The records ->

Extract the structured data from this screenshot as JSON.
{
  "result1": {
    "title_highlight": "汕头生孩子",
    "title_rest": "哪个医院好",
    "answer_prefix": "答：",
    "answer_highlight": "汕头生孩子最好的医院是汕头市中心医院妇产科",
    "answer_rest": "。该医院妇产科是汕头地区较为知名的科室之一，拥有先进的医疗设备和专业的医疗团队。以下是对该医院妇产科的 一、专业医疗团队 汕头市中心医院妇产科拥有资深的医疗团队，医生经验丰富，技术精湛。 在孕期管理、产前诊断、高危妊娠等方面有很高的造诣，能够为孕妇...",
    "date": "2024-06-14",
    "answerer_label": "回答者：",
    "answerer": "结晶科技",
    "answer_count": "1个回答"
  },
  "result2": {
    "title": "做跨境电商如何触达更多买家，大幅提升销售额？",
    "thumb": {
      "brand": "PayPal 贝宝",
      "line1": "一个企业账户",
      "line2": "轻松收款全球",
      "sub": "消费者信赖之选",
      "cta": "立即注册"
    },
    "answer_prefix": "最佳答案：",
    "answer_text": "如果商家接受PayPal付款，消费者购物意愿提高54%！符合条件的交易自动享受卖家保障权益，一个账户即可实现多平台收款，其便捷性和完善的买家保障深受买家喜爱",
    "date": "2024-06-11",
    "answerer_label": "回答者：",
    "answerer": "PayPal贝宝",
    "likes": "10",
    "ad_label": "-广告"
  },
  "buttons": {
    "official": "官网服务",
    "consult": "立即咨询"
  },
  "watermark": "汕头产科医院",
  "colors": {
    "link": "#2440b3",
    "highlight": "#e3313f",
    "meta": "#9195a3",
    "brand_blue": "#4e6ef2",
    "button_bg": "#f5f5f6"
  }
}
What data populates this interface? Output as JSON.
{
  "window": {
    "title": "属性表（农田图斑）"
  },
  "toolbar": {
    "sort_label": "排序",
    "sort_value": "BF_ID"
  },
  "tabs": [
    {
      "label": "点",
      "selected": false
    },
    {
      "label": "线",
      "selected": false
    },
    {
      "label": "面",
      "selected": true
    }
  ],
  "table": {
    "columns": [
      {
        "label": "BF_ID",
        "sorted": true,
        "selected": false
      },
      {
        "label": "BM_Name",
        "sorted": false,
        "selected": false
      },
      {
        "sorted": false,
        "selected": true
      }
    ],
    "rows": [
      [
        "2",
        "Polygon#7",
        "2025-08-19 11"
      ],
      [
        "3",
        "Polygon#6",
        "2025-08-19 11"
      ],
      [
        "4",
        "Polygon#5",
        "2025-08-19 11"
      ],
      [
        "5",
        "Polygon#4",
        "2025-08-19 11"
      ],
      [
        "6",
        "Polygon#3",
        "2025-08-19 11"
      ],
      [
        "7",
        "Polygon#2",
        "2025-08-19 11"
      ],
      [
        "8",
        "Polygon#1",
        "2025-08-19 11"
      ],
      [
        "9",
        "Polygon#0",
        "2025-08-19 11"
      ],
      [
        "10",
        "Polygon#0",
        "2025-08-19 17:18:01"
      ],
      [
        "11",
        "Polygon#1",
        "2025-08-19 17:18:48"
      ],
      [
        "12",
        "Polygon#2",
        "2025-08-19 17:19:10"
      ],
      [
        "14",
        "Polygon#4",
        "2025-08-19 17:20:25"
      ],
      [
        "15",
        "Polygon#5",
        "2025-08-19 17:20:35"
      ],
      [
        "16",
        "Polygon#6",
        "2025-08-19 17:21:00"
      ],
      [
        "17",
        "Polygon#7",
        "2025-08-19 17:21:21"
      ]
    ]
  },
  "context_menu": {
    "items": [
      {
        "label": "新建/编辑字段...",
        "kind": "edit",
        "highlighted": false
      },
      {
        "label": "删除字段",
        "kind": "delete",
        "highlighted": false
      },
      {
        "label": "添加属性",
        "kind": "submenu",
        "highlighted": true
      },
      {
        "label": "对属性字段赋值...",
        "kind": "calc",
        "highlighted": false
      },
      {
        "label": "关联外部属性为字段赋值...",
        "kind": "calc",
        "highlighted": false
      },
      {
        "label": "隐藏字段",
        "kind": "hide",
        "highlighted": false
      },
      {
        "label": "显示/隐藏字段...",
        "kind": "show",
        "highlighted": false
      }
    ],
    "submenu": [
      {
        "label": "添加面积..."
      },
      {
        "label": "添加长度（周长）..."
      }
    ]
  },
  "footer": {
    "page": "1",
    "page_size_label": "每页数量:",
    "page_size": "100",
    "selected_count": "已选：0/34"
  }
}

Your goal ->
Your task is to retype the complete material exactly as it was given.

Answer to the problem ->
Extract the structured data from this screenshot as JSON.
{
  "result1": {
    "title_highlight": "汕头生孩子",
    "title_rest": "哪个医院好",
    "answer_prefix": "答：",
    "answer_highlight": "汕头生孩子最好的医院是汕头市中心医院妇产科",
    "answer_rest": "。该医院妇产科是汕头地区较为知名的科室之一，拥有先进的医疗设备和专业的医疗团队。以下是对该医院妇产科的 一、专业医疗团队 汕头市中心医院妇产科拥有资深的医疗团队，医生经验丰富，技术精湛。 在孕期管理、产前诊断、高危妊娠等方面有很高的造诣，能够为孕妇...",
    "date": "2024-06-14",
    "answerer_label": "回答者：",
    "answerer": "结晶科技",
    "answer_count": "1个回答"
  },
  "result2": {
    "title": "做跨境电商如何触达更多买家，大幅提升销售额？",
    "thumb": {
      "brand": "PayPal 贝宝",
      "line1": "一个企业账户",
      "line2": "轻松收款全球",
      "sub": "消费者信赖之选",
      "cta": "立即注册"
    },
    "answer_prefix": "最佳答案：",
    "answer_text": "如果商家接受PayPal付款，消费者购物意愿提高54%！符合条件的交易自动享受卖家保障权益，一个账户即可实现多平台收款，其便捷性和完善的买家保障深受买家喜爱",
    "date": "2024-06-11",
    "answerer_label": "回答者：",
    "answerer": "PayPal贝宝",
    "likes": "10",
    "ad_label": "-广告"
  },
  "buttons": {
    "official": "官网服务",
    "consult": "立即咨询"
  },
  "watermark": "汕头产科医院",
  "colors": {
    "link": "#2440b3",
    "highlight": "#e3313f",
    "meta": "#9195a3",
    "brand_blue": "#4e6ef2",
    "button_bg": "#f5f5f6"
  }
}
What data populates this interface? Output as JSON.
{
  "window": {
    "title": "属性表（农田图斑）"
  },
  "toolbar": {
    "sort_label": "排序",
    "sort_value": "BF_ID"
  },
  "tabs": [
    {
      "label": "点",
      "selected": false
    },
    {
      "label": "线",
      "selected": false
    },
    {
      "label": "面",
      "selected": true
    }
  ],
  "table": {
    "columns": [
      {
        "label": "BF_ID",
        "sorted": true,
        "selected": false
      },
      {
        "label": "BM_Name",
        "sorted": false,
        "selected": false
      },
      {
        "sorted": false,
        "selected": true
      }
    ],
    "rows": [
      [
        "2",
        "Polygon#7",
        "2025-08-19 11"
      ],
      [
        "3",
        "Polygon#6",
        "2025-08-19 11"
      ],
      [
        "4",
        "Polygon#5",
        "2025-08-19 11"
      ],
      [
        "5",
        "Polygon#4",
        "2025-08-19 11"
      ],
      [
        "6",
        "Polygon#3",
        "2025-08-19 11"
      ],
      [
        "7",
        "Polygon#2",
        "2025-08-19 11"
      ],
      [
        "8",
        "Polygon#1",
        "2025-08-19 11"
      ],
      [
        "9",
        "Polygon#0",
        "2025-08-19 11"
      ],
      [
        "10",
        "Polygon#0",
        "2025-08-19 17:18:01"
      ],
      [
        "11",
        "Polygon#1",
        "2025-08-19 17:18:48"
      ],
      [
        "12",
        "Polygon#2",
        "2025-08-19 17:19:10"
      ],
      [
        "14",
        "Polygon#4",
        "2025-08-19 17:20:25"
      ],
      [
        "15",
        "Polygon#5",
        "2025-08-19 17:20:35"
      ],
      [
        "16",
        "Polygon#6",
        "2025-08-19 17:21:00"
      ],
      [
        "17",
        "Polygon#7",
        "2025-08-19 17:21:21"
      ]
    ]
  },
  "context_menu": {
    "items": [
      {
        "label": "新建/编辑字段...",
        "kind": "edit",
        "highlighted": false
      },
      {
        "label": "删除字段",
        "kind": "delete",
        "highlighted": false
      },
      {
        "label": "添加属性",
        "kind": "submenu",
        "highlighted": true
      },
      {
        "label": "对属性字段赋值...",
        "kind": "calc",
        "highlighted": false
      },
      {
        "label": "关联外部属性为字段赋值...",
        "kind": "calc",
        "highlighted": false
      },
      {
        "label": "隐藏字段",
        "kind": "hide",
        "highlighted": false
      },
      {
        "label": "显示/隐藏字段...",
        "kind": "show",
        "highlighted": false
      }
    ],
    "submenu": [
      {
        "label": "添加面积..."
      },
      {
        "label": "添加长度（周长）..."
      }
    ]
  },
  "footer": {
    "page": "1",
    "page_size_label": "每页数量:",
    "page_size": "100",
    "selected_count": "已选：0/34"
  }
}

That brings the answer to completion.